RECORD EXCERPTS:
* * * * * * *
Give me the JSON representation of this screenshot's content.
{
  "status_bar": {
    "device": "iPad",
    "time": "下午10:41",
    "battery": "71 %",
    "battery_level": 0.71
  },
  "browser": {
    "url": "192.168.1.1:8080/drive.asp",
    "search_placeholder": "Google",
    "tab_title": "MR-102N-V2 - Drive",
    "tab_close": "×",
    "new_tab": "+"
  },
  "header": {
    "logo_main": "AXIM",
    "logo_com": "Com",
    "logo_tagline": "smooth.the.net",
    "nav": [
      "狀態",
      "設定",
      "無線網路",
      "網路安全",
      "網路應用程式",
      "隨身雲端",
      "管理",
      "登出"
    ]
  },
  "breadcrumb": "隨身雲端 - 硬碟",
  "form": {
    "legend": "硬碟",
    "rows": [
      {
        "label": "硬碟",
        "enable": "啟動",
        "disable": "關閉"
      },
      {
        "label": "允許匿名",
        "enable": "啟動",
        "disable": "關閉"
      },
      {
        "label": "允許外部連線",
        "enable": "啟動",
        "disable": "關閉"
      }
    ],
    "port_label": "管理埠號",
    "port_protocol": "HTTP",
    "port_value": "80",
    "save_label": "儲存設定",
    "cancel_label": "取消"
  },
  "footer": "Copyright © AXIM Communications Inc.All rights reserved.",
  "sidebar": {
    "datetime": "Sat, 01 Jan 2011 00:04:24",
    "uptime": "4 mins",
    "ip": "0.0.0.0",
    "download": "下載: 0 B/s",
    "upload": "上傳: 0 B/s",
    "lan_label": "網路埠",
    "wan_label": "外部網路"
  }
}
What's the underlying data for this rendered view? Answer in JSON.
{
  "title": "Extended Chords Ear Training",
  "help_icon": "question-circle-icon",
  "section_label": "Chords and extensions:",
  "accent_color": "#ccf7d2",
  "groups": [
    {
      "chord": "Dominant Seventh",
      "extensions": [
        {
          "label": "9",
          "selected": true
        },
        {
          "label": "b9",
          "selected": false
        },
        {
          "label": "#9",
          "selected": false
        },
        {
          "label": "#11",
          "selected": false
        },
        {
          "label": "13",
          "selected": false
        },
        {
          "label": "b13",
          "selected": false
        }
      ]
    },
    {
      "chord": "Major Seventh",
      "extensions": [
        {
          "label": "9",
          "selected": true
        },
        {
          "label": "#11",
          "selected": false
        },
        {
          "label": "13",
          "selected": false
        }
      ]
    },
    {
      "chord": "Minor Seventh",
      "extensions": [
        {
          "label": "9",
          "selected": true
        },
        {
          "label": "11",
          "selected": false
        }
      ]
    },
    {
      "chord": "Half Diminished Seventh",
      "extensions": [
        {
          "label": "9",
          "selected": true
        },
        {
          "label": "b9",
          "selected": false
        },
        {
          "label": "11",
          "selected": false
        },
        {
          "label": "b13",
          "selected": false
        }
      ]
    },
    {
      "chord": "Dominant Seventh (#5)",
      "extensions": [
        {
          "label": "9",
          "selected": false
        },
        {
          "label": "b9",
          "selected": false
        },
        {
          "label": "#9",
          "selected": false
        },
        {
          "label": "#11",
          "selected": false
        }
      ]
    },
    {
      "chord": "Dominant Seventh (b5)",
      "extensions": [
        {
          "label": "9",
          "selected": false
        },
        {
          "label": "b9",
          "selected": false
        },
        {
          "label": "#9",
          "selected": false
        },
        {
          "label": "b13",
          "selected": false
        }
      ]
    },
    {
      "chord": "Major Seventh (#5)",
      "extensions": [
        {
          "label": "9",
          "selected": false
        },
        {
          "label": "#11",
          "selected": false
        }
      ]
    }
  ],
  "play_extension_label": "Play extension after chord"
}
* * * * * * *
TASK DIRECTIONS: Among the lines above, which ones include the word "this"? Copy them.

REPLY TO THE EXERCISE:
Give me the JSON representation of this screenshot's content.
What's the underlying data for this rendered view? Answer in JSON.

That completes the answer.